The SAT (Scholastic Aptitude Test) assesses the students’ reasoning based on knowledge and skills developed through their course work. It measures their ability to analyze and solve problems by applying what they have learnt in school. The SAT Reasoning Test is a measure of the critical thinking skills students will need for academic success in their coming years of college.
SAT scores are reported on a scale from 200-800, and are in multiple-choice format, with additional sub-scores reported for the Essay (on a range of 4-4-4). Along with the cumulative scores, there will also be a percentile score, which will enable college admissions staff to assess how well a student performed compared with other students who have taken the test.
There are two main modules in the new format:
a. A Combined Verbal Section for evidence based reading and writing comprising of:

  1. 52-Question Reading Test (65 minutes) based on 6 passages spanning all major disciplines, and including infographic-visuals.
  2. 44-Question Writing and Language Test (35 minutes) based on 4 passages from all disciplines, again including graphs, charts tables etc.
  • b. A 58-Question, MATH Test (80 minutes=25-minute non-calculator section + a 55-minute calculator-section )
  • c. A 50-minute ANALYTICAL- ESSAY is the last and an “Optional” section, scored on the criteria of Reading, Analysis and Writing on a range of 4-4-4 for each item, and will be double evaluated, making the net essay score a maximum of 8-8-8.
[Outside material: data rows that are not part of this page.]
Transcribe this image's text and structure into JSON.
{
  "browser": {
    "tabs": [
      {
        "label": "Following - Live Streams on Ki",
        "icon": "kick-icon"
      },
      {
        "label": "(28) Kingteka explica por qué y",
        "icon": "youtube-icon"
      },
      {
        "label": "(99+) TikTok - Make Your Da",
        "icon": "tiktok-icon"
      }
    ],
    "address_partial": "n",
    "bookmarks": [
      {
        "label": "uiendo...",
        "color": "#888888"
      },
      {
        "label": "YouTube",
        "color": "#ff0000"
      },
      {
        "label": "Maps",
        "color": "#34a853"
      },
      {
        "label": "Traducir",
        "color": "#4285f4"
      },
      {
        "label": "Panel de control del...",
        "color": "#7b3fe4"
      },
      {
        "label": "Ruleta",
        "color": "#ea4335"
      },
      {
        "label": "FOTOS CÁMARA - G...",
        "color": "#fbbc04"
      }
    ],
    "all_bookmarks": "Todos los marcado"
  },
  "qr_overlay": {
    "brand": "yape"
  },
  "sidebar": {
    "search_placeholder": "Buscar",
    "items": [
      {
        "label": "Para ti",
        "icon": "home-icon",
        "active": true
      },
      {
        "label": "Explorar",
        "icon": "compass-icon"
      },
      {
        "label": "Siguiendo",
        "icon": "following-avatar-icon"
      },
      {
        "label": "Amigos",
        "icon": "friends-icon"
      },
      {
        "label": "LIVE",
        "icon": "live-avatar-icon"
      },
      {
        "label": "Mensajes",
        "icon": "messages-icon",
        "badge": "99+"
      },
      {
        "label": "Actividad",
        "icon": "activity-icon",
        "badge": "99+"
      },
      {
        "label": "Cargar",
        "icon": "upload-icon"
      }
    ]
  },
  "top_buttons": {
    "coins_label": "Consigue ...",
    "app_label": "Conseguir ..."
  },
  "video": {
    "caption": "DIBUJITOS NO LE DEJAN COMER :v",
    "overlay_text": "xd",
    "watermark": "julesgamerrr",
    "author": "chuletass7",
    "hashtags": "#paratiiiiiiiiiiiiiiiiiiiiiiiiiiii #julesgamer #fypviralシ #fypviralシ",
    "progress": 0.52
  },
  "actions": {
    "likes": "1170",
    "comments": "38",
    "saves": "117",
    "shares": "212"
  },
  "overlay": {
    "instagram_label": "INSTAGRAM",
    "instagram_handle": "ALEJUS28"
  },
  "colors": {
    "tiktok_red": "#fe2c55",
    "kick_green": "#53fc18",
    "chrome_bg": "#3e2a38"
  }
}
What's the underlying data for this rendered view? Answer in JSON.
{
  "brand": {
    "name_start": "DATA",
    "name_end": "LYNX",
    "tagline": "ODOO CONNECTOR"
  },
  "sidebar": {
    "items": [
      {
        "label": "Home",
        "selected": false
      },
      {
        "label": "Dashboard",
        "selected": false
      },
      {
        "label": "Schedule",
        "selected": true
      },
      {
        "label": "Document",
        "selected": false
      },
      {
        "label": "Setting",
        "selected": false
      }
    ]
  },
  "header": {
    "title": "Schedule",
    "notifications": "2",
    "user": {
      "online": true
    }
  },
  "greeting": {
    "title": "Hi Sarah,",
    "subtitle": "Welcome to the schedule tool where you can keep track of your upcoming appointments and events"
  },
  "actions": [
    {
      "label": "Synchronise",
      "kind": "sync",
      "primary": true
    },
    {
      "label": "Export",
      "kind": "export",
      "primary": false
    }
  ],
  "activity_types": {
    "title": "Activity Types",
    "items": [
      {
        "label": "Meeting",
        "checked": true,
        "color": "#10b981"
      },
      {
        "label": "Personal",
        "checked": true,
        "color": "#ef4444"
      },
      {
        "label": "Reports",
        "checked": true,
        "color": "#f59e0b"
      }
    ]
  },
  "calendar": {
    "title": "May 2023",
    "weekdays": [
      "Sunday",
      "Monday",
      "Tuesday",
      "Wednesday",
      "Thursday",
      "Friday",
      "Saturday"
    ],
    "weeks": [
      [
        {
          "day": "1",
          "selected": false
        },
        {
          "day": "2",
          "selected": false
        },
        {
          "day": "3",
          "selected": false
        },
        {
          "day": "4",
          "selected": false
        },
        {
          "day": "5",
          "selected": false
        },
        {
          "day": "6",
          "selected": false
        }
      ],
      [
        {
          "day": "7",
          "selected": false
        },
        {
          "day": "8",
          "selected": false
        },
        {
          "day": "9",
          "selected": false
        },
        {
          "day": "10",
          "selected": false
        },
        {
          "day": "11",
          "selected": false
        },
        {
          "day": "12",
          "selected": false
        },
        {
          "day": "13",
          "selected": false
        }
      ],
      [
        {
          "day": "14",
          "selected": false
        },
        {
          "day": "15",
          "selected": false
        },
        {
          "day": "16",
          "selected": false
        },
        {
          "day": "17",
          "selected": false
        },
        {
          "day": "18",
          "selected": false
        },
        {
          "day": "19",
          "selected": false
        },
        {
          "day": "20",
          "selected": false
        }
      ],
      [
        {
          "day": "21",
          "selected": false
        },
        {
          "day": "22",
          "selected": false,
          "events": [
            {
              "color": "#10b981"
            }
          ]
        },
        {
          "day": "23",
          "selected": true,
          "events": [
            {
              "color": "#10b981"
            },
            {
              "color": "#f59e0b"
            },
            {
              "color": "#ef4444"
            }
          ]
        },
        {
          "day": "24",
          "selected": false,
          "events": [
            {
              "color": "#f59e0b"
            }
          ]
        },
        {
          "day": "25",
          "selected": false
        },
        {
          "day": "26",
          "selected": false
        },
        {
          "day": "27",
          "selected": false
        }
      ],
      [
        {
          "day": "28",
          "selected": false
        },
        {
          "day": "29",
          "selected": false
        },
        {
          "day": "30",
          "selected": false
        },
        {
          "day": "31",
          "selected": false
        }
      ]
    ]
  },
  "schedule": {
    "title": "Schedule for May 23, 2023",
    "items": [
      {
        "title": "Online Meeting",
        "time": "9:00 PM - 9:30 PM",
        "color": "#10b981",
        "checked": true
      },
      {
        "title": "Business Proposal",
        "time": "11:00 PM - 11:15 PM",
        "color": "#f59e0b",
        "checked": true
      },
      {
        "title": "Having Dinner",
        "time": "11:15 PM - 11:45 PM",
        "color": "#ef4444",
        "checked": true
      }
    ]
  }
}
The good news now is that there is no negative marking which means you will not be penalized for wrong guesses.

Test takers sitting next to each other in the same testing session may have test books with entirely different sections.

The SAT is developed and administered by the US-based College Entrance Examination Board. This implies that College Board sets the questions, conducts the test, and sends each examinee the score report. For more info refer to sat.collegeboard.org /a>